There are only rare occasions where discrimination may be considered to be lawful. This may apply if a job has a certain occupational requirement. This may be true for official appointments within a religious place of Worship, for example, or by employing someone of a certain gender to play a specific character in a film or play.
It is important to realise that such exceptions are limited. It is not enough for an employer to simply prefer to employ someone with a certain protected characteristic. There must be a crucial reason behind this.
If an employer, or prospective employer, is giving reasons for what you believe to be discrimination then it is important to seek legal advice. We would be happy to discuss your situation in greater depth if this is an issue that affects you.

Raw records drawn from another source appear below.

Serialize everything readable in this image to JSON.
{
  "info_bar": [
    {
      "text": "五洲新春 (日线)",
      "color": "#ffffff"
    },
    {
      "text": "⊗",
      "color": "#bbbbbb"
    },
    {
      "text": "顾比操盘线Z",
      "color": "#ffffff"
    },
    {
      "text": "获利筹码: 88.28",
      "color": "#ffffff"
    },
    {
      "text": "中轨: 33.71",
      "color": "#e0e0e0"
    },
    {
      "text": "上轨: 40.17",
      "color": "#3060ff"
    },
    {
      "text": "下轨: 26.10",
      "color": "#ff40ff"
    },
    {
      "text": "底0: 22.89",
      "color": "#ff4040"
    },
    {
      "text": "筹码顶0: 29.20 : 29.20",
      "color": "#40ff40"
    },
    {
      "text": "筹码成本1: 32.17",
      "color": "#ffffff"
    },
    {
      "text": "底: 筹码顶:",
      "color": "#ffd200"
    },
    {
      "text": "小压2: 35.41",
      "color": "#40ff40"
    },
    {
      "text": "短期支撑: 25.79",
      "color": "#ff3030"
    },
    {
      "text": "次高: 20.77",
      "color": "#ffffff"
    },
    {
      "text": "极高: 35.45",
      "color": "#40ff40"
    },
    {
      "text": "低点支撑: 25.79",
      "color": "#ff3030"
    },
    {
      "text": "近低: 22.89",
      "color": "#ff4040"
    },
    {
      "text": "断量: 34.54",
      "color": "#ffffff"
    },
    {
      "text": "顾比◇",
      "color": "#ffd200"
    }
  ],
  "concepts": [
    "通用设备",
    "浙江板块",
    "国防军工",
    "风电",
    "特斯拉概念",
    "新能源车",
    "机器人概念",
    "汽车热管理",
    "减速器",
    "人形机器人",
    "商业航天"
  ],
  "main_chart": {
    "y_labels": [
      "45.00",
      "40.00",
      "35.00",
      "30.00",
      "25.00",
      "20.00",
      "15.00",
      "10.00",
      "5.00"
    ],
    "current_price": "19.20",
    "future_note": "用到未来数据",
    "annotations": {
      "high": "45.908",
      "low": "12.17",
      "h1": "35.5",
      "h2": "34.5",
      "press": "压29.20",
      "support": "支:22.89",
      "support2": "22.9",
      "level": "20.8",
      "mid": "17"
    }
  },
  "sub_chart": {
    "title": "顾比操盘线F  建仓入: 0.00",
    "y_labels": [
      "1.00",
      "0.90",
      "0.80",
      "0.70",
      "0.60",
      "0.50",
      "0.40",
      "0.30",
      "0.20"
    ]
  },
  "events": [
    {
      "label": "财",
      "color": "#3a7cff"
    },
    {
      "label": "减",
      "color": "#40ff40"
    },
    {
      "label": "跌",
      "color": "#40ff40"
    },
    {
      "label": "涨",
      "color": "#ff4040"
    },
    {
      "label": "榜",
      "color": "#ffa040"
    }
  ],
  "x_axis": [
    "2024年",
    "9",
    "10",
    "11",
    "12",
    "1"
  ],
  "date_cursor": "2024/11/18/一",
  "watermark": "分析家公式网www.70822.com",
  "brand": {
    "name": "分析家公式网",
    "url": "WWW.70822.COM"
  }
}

Employees who feel they have been subjected to discrimination in the workplace, or who have experienced such discrimination should feel confident in raising the matter with a manager or supervisor.
An employer should have procedures in place to promote equality and prevent discrimination, and all employees should be made aware what is acceptable and what is expected of them. If a grievance is raised, the employer should take appropriate steps to investigate this and meet with the employee to discuss their grievance.
The employee who raised the grievance should be kept informed of the progress and outcome of any investigation, and should be given the opportunity to appeal if they are dissatisfied with the outcome.
If you have raised a grievance due to discrimination and you are dissatisfied with the way this has been handled or the outcome reached, then you may have grounds for bringing a claim before an Employment Tribunal. This is something we can offer you advice and potential assistance with. Please contact us for more information on how we can help.
- Expert, independent solicitors
- Over 17 years’ experience in work based claims
- No Win, No Fee
- Free, without obligation & confident advice